This story is definitely the most well-known. Uggla was seen as a career minor leaguer by most teams, including his own, which meant he wasn’t protected by the D’Backs during the Rule V draft leading up to the ’06 season. Despite hitting extremely well in Double-A in 2005, he never earned a promotion even to Triple-A, and as a twenty five year-old was just seen as another guy who mashed minor league pitching but couldn’t handle the big leagues. The All-Star secondbaseman has certainly made geniuses out of the Marlins front office, never having a season with less than 2.4 WAR.
Baker, who ironically was a central figure in Moneyball, was swapped back and forth between Oakland and Florida via waivers before the Marlins finally held onto him after a 2007 trade. Baker blossomed in 2008, posting a .392 OBP, an excellent number for a guy at a premium position. After a stellar year in 2009, Baker has gotten off to a slow start in 2010 thanks to injury.
Primarily a backup catcher in Florida, Paulino has stepped up ever since Baker’s injury, and after posting 1.7 WAR in 2009 despite playing less than half of a season, has been even better this year, posting a wRC+ of 110.
CL Leo Nunez
Acquired: October 2008 in trade with Kansas City for current Buffalo Bison 1B Mike Jacobs
2009-10 WAR: As Dean Wormer would say, 0.0
Although Nunez had a so-so 2009 (4.41 xFIP), his 2010 has been phenomenal thus far, as his xFIP stands at 2.90. He could be the Marlins closer for quite some time.
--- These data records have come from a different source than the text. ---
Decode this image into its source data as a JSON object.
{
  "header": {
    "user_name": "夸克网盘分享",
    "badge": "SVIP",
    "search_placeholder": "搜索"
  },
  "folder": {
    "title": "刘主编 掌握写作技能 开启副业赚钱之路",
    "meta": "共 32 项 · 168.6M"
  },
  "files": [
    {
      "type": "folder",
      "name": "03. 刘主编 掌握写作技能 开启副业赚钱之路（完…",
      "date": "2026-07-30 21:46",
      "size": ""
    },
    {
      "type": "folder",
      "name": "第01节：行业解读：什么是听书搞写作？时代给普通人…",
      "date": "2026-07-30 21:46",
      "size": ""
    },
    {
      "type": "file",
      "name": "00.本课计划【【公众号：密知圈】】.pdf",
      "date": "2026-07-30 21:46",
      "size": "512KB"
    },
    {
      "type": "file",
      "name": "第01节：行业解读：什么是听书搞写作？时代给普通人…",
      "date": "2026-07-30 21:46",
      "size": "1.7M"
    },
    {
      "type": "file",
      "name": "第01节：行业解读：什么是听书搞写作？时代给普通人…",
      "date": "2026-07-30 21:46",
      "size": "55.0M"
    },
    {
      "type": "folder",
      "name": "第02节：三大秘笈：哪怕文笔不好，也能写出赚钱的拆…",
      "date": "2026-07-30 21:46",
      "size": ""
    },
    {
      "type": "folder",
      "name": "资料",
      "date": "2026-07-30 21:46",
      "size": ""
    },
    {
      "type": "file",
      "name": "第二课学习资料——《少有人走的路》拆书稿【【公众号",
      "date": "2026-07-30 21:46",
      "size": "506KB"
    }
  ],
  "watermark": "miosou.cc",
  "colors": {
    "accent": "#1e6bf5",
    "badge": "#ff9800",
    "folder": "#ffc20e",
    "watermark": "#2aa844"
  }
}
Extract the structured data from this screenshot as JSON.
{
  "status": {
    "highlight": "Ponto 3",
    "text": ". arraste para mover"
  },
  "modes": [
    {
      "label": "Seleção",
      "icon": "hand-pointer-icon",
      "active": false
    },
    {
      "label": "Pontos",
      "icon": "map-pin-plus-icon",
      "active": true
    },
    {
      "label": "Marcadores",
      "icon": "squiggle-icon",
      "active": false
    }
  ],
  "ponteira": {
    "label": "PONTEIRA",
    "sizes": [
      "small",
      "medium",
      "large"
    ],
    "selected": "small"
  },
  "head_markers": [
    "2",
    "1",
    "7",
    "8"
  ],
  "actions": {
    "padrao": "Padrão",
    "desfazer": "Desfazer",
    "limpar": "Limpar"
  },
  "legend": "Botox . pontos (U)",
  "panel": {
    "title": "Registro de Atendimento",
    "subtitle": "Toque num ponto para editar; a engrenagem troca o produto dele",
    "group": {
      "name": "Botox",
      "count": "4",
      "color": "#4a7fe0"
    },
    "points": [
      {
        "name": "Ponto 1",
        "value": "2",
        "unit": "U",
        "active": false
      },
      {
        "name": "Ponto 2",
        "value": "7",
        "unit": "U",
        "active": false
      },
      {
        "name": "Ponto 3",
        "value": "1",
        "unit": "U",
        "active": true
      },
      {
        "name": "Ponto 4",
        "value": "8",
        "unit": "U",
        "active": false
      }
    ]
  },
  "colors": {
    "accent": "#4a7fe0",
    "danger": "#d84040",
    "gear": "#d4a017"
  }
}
Those are the most notable names, but you can also look to the entire Marlins bullpen over the past few years as a ragtag of journeymen or pickups who excelled when given the chance. The Marlins may not have the biggest budget, but they know a bargain when they see it, and that’s dangerous.